**DATA RECORDS:**
======

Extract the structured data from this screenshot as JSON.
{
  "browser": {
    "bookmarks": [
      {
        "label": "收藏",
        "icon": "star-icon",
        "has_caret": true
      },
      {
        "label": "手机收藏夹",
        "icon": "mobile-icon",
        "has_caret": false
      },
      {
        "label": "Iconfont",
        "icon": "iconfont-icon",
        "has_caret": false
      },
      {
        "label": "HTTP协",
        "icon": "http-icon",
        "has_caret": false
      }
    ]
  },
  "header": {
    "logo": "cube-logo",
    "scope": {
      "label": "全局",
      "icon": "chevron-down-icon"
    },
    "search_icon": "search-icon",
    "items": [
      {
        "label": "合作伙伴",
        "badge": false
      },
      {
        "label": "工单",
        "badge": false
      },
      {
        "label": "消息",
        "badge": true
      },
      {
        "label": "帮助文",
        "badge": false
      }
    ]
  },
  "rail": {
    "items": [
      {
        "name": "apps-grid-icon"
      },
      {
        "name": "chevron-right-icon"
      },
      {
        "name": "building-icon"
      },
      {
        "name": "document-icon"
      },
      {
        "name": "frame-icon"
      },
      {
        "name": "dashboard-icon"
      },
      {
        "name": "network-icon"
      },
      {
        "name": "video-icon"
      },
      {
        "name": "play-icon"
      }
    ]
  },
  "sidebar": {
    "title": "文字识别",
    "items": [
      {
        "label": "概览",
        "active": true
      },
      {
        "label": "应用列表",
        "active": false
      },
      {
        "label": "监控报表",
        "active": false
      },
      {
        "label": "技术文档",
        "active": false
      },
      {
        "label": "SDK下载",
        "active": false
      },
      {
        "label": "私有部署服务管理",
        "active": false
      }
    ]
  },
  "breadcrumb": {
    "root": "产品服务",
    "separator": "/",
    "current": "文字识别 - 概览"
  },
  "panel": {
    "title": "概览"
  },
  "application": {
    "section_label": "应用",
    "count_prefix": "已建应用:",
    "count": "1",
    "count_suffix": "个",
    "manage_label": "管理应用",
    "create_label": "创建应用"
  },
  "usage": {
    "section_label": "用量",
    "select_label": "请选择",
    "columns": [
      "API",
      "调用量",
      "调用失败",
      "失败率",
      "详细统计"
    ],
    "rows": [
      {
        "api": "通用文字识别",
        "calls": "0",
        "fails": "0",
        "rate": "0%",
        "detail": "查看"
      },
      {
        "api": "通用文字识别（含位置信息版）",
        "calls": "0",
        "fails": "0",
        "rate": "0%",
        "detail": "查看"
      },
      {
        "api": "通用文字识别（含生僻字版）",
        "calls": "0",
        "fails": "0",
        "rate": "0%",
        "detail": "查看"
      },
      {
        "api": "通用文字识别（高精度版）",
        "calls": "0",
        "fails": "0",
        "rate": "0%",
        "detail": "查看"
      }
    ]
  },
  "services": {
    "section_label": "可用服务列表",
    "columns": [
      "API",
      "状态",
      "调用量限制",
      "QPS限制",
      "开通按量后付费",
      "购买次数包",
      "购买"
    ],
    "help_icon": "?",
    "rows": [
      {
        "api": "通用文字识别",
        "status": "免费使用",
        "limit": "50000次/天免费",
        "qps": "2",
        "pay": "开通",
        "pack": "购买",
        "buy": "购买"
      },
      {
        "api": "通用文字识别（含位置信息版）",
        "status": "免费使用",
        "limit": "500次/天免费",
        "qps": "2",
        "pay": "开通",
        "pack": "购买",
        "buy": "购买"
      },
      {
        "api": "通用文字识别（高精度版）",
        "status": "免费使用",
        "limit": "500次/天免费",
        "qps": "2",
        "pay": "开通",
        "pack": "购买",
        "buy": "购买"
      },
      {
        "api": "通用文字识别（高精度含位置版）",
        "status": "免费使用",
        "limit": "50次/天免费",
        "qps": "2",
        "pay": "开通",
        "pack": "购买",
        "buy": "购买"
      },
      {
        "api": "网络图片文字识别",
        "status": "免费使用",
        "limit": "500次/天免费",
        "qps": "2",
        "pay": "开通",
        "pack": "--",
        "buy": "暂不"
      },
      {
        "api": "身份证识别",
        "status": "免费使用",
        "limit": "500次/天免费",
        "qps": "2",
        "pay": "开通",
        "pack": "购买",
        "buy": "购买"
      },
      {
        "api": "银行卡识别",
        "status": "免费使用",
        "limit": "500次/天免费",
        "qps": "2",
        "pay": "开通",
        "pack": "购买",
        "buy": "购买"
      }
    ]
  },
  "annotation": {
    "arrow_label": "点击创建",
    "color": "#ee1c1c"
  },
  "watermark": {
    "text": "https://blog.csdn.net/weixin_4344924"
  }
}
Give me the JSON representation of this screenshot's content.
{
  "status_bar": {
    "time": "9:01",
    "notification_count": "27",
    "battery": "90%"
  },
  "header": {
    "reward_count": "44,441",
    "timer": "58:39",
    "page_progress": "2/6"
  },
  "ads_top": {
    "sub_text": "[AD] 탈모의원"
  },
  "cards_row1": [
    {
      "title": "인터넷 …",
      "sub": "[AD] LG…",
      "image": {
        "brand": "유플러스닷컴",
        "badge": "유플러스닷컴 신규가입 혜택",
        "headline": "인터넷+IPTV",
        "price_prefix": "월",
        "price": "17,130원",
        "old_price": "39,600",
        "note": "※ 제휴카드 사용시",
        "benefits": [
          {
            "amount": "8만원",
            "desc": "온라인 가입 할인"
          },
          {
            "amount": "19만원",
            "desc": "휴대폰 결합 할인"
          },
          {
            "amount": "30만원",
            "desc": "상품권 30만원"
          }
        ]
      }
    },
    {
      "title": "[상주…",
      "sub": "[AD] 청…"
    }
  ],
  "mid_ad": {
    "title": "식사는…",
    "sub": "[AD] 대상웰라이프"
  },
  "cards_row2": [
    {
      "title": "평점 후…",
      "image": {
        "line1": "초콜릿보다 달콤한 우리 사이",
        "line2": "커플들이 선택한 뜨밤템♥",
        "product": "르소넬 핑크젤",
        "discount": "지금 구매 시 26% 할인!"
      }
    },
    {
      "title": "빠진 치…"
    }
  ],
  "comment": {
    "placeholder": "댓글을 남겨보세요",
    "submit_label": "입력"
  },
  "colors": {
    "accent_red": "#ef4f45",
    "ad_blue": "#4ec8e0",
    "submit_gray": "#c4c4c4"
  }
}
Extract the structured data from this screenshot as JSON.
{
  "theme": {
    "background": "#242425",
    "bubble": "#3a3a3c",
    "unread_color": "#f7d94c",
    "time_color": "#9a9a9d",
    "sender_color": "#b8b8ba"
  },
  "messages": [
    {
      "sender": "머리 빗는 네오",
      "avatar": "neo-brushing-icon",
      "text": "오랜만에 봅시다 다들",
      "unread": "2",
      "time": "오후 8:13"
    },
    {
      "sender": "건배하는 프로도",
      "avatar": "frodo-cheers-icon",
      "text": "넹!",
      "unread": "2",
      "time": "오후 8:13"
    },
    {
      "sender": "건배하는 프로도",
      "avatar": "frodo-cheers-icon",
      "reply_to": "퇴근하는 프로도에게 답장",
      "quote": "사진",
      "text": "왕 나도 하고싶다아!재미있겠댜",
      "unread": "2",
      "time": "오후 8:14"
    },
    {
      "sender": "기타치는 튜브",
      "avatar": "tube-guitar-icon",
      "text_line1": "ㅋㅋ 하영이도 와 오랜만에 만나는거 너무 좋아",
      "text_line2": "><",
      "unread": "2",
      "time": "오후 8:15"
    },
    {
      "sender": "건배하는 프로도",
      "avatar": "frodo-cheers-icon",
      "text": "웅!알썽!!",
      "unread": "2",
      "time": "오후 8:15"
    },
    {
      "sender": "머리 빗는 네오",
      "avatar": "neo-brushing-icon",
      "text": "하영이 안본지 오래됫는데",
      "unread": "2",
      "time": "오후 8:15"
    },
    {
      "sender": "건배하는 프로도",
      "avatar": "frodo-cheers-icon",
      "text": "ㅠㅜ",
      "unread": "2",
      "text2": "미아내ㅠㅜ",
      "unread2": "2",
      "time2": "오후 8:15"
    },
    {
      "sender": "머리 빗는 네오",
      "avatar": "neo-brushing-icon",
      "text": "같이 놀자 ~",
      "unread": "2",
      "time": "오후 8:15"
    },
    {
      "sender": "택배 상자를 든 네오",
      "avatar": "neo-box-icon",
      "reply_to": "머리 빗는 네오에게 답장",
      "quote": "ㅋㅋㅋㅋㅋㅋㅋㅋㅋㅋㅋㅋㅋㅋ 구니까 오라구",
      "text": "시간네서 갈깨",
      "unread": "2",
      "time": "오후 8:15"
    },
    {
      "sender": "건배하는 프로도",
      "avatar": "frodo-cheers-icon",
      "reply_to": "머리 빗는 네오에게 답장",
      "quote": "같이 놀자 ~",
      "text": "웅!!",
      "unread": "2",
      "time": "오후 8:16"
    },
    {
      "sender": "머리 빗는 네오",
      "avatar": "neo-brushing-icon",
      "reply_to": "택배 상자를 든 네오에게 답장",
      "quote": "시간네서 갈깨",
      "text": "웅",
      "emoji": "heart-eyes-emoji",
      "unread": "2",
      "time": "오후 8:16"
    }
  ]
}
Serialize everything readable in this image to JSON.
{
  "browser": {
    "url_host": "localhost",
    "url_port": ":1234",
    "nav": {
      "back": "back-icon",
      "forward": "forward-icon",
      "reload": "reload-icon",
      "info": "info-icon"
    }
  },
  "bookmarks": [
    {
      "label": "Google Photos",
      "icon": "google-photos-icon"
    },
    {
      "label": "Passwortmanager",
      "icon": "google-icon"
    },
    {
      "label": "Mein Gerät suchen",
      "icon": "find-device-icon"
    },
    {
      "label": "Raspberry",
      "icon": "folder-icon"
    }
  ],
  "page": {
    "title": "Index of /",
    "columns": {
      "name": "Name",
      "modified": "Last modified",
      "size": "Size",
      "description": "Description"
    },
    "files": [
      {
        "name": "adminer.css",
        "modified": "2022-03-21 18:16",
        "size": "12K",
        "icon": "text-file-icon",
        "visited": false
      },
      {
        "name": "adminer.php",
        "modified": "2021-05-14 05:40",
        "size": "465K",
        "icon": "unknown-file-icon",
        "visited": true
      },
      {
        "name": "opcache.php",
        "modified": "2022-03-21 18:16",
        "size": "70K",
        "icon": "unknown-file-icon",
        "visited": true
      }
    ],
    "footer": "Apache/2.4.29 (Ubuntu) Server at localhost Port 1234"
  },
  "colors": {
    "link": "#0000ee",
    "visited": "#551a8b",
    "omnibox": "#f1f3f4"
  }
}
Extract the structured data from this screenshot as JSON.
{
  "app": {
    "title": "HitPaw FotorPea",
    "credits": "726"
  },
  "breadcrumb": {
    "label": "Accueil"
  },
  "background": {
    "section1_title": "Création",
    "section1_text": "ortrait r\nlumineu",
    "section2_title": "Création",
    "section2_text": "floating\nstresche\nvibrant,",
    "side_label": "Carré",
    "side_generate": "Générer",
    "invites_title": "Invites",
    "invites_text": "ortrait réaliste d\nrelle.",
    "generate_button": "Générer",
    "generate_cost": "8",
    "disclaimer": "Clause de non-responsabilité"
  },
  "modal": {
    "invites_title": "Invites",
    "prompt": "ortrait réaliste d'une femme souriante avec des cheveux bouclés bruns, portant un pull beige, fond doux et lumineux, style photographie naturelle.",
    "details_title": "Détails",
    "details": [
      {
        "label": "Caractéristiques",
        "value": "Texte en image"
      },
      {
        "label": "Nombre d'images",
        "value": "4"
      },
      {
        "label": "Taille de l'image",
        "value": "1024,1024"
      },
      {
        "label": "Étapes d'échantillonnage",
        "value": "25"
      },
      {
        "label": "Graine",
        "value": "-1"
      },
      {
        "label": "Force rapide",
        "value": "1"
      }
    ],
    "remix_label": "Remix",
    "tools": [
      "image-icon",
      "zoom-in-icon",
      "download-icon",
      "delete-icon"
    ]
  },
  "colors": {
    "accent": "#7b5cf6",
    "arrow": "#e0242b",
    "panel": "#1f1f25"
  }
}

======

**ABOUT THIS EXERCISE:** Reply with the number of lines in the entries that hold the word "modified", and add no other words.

**TASK SOLUTION:** 4